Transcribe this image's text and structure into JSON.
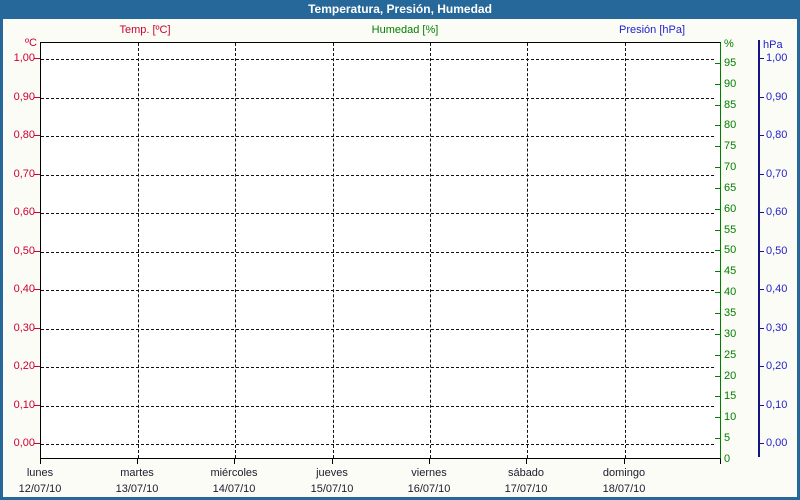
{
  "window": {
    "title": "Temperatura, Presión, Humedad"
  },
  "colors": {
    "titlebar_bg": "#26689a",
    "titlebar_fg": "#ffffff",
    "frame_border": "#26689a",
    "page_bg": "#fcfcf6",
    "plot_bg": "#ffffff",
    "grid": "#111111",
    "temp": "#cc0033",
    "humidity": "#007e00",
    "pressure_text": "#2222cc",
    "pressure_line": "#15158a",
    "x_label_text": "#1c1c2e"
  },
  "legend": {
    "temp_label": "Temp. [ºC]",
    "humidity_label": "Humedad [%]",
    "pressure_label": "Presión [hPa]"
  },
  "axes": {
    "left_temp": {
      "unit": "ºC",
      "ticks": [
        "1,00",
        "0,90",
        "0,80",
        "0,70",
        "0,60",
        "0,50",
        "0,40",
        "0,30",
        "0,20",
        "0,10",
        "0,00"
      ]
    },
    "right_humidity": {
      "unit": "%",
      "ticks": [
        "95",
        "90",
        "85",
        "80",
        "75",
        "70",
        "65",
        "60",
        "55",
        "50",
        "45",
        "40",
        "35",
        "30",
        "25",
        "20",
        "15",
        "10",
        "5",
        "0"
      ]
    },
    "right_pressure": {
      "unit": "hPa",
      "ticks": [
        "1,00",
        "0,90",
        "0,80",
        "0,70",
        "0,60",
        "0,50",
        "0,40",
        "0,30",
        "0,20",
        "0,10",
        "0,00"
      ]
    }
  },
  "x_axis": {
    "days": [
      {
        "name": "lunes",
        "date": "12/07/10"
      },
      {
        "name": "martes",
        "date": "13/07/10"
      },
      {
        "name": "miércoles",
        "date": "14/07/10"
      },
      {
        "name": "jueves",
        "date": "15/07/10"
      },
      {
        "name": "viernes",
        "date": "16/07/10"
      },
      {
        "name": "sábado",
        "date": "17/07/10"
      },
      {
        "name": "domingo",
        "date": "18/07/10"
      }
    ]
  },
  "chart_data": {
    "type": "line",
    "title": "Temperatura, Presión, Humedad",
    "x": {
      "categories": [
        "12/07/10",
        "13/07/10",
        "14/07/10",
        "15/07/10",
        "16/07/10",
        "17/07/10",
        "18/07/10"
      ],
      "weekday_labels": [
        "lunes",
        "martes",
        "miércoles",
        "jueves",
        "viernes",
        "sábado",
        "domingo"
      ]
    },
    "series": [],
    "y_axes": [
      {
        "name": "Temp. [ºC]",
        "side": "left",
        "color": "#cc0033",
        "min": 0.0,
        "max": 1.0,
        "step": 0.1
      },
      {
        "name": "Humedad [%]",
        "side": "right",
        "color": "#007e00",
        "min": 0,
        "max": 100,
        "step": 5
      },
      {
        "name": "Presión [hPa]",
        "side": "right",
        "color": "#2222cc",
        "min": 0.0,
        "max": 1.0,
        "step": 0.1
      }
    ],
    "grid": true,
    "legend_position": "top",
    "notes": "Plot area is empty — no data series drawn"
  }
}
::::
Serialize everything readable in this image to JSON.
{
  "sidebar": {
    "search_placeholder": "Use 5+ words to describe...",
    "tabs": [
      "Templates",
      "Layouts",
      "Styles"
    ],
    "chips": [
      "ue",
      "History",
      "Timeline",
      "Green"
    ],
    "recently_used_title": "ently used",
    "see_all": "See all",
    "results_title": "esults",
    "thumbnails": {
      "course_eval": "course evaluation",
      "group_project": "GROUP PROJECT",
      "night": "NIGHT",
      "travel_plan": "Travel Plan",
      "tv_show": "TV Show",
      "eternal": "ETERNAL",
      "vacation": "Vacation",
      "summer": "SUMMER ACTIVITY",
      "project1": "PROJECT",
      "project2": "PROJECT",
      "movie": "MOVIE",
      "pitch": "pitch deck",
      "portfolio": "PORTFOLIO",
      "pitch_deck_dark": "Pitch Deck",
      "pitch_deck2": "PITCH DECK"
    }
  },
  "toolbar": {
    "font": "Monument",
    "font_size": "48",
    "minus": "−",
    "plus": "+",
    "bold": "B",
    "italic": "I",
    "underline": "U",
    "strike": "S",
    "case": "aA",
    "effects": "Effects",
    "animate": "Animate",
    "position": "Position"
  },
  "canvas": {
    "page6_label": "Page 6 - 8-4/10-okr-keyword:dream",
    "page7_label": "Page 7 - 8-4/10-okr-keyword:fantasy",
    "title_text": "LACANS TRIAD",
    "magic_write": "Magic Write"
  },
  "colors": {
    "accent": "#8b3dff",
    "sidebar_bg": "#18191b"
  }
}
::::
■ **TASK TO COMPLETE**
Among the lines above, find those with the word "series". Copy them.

■ **REPLY TO THE EXERCISE**
    "series": [],
    "notes": "Plot area is empty — no data series drawn"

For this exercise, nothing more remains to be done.